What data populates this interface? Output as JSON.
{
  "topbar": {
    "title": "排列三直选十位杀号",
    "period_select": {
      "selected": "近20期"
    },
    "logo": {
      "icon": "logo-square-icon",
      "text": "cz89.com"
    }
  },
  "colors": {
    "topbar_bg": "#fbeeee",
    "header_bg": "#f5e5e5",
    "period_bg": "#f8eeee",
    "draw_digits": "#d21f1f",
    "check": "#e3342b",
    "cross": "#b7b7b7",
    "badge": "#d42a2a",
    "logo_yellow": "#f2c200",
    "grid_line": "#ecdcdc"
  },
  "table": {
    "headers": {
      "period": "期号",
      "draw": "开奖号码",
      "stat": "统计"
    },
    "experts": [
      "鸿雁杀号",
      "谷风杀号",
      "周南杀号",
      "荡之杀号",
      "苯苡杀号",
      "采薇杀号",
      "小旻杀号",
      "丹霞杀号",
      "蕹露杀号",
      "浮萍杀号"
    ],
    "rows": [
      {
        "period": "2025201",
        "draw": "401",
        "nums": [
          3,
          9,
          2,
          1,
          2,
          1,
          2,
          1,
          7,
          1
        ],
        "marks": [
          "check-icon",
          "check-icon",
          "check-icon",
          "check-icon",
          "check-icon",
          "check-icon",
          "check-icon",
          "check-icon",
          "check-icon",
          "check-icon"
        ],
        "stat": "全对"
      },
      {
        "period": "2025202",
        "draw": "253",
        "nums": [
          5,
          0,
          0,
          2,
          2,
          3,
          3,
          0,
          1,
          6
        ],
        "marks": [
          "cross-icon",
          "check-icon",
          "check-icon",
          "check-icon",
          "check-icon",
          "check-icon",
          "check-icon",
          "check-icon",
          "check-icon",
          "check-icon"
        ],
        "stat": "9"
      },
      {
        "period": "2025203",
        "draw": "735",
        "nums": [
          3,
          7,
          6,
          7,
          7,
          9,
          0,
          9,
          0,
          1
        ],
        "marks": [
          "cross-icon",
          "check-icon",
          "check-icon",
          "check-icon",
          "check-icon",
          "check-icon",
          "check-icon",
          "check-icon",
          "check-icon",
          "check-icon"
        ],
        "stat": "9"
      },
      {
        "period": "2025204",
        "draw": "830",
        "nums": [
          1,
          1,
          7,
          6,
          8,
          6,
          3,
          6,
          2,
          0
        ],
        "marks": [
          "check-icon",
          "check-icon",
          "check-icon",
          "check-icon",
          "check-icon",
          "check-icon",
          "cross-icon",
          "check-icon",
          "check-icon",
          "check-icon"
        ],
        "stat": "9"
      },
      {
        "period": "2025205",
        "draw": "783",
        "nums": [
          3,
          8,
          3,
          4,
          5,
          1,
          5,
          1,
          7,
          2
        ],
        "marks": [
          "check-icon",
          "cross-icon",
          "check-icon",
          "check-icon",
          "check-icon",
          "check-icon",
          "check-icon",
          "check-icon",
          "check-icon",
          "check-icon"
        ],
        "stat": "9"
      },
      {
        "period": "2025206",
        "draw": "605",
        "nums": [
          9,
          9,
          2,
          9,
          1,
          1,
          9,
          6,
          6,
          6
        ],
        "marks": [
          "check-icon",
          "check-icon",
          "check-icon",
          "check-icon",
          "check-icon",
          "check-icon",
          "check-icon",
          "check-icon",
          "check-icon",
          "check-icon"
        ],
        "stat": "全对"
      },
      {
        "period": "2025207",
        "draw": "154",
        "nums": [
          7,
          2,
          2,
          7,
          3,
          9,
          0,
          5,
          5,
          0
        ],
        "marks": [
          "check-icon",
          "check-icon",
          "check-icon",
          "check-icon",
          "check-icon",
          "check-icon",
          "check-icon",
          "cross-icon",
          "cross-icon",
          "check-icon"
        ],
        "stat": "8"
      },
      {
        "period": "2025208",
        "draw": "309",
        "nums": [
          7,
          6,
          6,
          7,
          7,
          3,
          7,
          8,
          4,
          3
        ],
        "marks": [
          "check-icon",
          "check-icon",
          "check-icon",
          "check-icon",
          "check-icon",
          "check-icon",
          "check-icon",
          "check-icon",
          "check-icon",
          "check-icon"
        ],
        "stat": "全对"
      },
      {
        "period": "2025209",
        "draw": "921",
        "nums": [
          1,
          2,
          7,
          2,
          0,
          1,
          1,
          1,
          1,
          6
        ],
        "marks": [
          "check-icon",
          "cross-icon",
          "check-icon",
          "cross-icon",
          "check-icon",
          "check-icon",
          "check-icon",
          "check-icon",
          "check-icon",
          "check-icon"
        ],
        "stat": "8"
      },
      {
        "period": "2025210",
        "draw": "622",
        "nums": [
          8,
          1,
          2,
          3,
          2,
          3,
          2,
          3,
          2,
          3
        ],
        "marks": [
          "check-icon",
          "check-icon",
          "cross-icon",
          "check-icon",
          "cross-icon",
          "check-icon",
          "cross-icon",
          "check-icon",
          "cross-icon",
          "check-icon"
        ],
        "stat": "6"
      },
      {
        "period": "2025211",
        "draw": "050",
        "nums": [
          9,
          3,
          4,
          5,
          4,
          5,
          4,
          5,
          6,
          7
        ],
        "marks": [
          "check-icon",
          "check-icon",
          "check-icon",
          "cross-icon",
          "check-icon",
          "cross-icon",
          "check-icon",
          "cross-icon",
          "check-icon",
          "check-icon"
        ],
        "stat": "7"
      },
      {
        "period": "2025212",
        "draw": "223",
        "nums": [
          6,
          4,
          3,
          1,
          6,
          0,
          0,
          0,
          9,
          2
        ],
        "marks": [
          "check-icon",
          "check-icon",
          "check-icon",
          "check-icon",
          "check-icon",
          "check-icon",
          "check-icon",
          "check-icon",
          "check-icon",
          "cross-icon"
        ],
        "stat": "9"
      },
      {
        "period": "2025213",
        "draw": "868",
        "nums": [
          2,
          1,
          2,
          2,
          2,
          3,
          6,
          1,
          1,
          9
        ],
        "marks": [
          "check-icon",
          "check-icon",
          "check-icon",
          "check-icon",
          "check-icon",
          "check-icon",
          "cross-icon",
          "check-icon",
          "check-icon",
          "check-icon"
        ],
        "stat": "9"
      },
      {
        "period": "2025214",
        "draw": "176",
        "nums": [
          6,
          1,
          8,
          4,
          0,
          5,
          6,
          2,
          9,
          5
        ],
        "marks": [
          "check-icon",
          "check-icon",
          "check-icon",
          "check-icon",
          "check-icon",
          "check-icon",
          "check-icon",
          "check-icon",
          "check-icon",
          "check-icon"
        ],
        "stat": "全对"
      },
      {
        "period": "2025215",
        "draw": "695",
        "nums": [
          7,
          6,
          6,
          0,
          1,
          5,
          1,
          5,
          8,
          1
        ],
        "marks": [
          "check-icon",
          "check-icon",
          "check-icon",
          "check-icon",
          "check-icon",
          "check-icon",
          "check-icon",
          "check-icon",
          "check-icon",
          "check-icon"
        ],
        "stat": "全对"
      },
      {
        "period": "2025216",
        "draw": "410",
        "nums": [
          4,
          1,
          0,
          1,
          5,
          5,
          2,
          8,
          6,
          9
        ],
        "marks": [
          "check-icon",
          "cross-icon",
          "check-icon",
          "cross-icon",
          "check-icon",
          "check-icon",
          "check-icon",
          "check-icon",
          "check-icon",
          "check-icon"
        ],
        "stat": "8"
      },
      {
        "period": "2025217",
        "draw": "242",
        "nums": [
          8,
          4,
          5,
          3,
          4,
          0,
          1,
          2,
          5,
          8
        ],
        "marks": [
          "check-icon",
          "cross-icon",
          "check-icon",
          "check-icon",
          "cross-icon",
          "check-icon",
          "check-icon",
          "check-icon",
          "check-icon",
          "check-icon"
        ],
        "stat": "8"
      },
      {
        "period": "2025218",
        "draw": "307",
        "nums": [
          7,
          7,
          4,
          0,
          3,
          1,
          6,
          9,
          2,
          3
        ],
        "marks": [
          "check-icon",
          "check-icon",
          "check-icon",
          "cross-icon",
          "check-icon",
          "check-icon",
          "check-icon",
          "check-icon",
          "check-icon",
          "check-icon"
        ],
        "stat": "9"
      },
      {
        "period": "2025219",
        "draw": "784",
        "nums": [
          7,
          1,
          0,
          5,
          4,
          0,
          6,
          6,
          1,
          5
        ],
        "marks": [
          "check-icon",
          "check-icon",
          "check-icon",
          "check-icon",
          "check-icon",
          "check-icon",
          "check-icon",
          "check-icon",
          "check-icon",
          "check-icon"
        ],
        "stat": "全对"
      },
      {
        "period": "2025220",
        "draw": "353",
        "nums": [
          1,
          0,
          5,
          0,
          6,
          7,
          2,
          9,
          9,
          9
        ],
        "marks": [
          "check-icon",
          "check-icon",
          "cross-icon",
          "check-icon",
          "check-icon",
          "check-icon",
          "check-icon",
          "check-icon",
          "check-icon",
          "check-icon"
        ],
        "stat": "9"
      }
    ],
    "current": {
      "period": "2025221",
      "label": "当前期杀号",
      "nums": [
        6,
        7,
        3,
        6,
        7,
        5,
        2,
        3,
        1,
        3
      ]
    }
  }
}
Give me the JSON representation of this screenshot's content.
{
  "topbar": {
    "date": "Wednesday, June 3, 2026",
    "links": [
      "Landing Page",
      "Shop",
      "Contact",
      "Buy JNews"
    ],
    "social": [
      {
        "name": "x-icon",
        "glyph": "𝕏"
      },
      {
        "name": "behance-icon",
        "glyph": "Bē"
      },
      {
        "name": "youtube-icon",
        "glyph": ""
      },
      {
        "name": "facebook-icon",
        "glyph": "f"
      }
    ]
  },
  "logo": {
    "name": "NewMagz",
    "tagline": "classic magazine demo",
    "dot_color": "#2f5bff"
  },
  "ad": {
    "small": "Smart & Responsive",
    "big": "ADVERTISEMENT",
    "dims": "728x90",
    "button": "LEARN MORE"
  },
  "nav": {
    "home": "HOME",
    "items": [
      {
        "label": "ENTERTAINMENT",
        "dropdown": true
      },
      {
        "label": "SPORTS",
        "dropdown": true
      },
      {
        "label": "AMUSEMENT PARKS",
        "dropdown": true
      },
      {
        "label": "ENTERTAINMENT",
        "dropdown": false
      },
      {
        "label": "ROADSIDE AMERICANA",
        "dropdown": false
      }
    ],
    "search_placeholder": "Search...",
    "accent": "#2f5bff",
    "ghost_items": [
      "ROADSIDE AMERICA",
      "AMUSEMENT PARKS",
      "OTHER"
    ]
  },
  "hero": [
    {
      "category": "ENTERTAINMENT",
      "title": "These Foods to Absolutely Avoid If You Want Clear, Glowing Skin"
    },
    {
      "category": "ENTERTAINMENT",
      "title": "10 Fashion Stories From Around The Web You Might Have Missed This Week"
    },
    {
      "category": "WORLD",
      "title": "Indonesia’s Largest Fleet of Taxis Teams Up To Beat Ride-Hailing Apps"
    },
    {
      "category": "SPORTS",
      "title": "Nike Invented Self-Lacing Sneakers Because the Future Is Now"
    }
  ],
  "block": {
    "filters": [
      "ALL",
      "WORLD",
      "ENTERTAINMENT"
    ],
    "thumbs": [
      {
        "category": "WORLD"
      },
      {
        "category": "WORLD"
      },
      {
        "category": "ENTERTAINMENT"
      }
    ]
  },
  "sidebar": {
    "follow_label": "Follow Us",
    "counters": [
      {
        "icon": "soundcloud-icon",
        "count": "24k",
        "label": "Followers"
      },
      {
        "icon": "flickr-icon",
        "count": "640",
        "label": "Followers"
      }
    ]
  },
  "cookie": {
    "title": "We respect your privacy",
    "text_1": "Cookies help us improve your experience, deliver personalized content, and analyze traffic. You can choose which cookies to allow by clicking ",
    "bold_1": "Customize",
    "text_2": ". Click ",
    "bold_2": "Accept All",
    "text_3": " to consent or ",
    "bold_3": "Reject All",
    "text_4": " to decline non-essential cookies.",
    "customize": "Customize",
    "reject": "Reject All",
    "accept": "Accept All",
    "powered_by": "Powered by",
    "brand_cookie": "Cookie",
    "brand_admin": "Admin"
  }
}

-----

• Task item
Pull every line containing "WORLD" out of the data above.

• Result
      "category": "WORLD",
      "WORLD",
        "category": "WORLD"
        "category": "WORLD"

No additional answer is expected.